--- Information shown ---

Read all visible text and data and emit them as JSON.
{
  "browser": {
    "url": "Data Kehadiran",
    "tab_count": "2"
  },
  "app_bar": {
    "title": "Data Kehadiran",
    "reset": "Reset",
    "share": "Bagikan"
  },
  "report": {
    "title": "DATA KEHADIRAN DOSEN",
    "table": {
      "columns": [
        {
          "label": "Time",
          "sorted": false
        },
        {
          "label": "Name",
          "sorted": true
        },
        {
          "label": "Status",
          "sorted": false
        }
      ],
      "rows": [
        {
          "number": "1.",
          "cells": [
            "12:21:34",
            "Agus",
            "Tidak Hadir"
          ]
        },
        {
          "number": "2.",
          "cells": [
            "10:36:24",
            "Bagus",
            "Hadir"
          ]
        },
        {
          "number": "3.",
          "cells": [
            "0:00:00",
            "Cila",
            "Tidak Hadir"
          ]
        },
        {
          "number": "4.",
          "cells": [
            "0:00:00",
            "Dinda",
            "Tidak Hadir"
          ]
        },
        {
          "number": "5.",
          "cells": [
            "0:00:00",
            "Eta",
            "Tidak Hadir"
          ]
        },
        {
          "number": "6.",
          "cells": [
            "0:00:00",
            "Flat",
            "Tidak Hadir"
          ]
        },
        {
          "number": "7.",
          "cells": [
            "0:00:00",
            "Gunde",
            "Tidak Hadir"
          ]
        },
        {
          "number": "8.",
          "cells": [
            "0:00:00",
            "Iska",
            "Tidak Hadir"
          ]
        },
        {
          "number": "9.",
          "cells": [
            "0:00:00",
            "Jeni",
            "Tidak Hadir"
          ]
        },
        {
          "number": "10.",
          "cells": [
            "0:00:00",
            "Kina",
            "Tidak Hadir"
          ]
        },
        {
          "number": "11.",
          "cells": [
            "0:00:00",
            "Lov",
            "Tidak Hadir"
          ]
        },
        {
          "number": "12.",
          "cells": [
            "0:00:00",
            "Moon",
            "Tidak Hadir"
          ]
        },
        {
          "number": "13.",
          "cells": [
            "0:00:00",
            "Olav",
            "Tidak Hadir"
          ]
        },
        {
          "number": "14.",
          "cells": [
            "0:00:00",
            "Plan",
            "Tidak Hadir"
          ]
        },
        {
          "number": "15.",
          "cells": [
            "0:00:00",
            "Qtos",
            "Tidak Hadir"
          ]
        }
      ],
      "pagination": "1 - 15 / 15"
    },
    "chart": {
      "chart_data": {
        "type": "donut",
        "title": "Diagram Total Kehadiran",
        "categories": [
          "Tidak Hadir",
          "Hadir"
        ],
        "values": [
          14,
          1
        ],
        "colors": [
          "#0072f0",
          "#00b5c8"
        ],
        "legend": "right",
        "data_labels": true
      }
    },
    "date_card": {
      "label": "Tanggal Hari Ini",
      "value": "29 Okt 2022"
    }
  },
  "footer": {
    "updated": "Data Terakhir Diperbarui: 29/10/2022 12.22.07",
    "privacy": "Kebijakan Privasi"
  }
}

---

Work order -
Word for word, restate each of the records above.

Expected answer -
Read all visible text and data and emit them as JSON.
{
  "browser": {
    "url": "Data Kehadiran",
    "tab_count": "2"
  },
  "app_bar": {
    "title": "Data Kehadiran",
    "reset": "Reset",
    "share": "Bagikan"
  },
  "report": {
    "title": "DATA KEHADIRAN DOSEN",
    "table": {
      "columns": [
        {
          "label": "Time",
          "sorted": false
        },
        {
          "label": "Name",
          "sorted": true
        },
        {
          "label": "Status",
          "sorted": false
        }
      ],
      "rows": [
        {
          "number": "1.",
          "cells": [
            "12:21:34",
            "Agus",
            "Tidak Hadir"
          ]
        },
        {
          "number": "2.",
          "cells": [
            "10:36:24",
            "Bagus",
            "Hadir"
          ]
        },
        {
          "number": "3.",
          "cells": [
            "0:00:00",
            "Cila",
            "Tidak Hadir"
          ]
        },
        {
          "number": "4.",
          "cells": [
            "0:00:00",
            "Dinda",
            "Tidak Hadir"
          ]
        },
        {
          "number": "5.",
          "cells": [
            "0:00:00",
            "Eta",
            "Tidak Hadir"
          ]
        },
        {
          "number": "6.",
          "cells": [
            "0:00:00",
            "Flat",
            "Tidak Hadir"
          ]
        },
        {
          "number": "7.",
          "cells": [
            "0:00:00",
            "Gunde",
            "Tidak Hadir"
          ]
        },
        {
          "number": "8.",
          "cells": [
            "0:00:00",
            "Iska",
            "Tidak Hadir"
          ]
        },
        {
          "number": "9.",
          "cells": [
            "0:00:00",
            "Jeni",
            "Tidak Hadir"
          ]
        },
        {
          "number": "10.",
          "cells": [
            "0:00:00",
            "Kina",
            "Tidak Hadir"
          ]
        },
        {
          "number": "11.",
          "cells": [
            "0:00:00",
            "Lov",
            "Tidak Hadir"
          ]
        },
        {
          "number": "12.",
          "cells": [
            "0:00:00",
            "Moon",
            "Tidak Hadir"
          ]
        },
        {
          "number": "13.",
          "cells": [
            "0:00:00",
            "Olav",
            "Tidak Hadir"
          ]
        },
        {
          "number": "14.",
          "cells": [
            "0:00:00",
            "Plan",
            "Tidak Hadir"
          ]
        },
        {
          "number": "15.",
          "cells": [
            "0:00:00",
            "Qtos",
            "Tidak Hadir"
          ]
        }
      ],
      "pagination": "1 - 15 / 15"
    },
    "chart": {
      "chart_data": {
        "type": "donut",
        "title": "Diagram Total Kehadiran",
        "categories": [
          "Tidak Hadir",
          "Hadir"
        ],
        "values": [
          14,
          1
        ],
        "colors": [
          "#0072f0",
          "#00b5c8"
        ],
        "legend": "right",
        "data_labels": true
      }
    },
    "date_card": {
      "label": "Tanggal Hari Ini",
      "value": "29 Okt 2022"
    }
  },
  "footer": {
    "updated": "Data Terakhir Diperbarui: 29/10/2022 12.22.07",
    "privacy": "Kebijakan Privasi"
  }
}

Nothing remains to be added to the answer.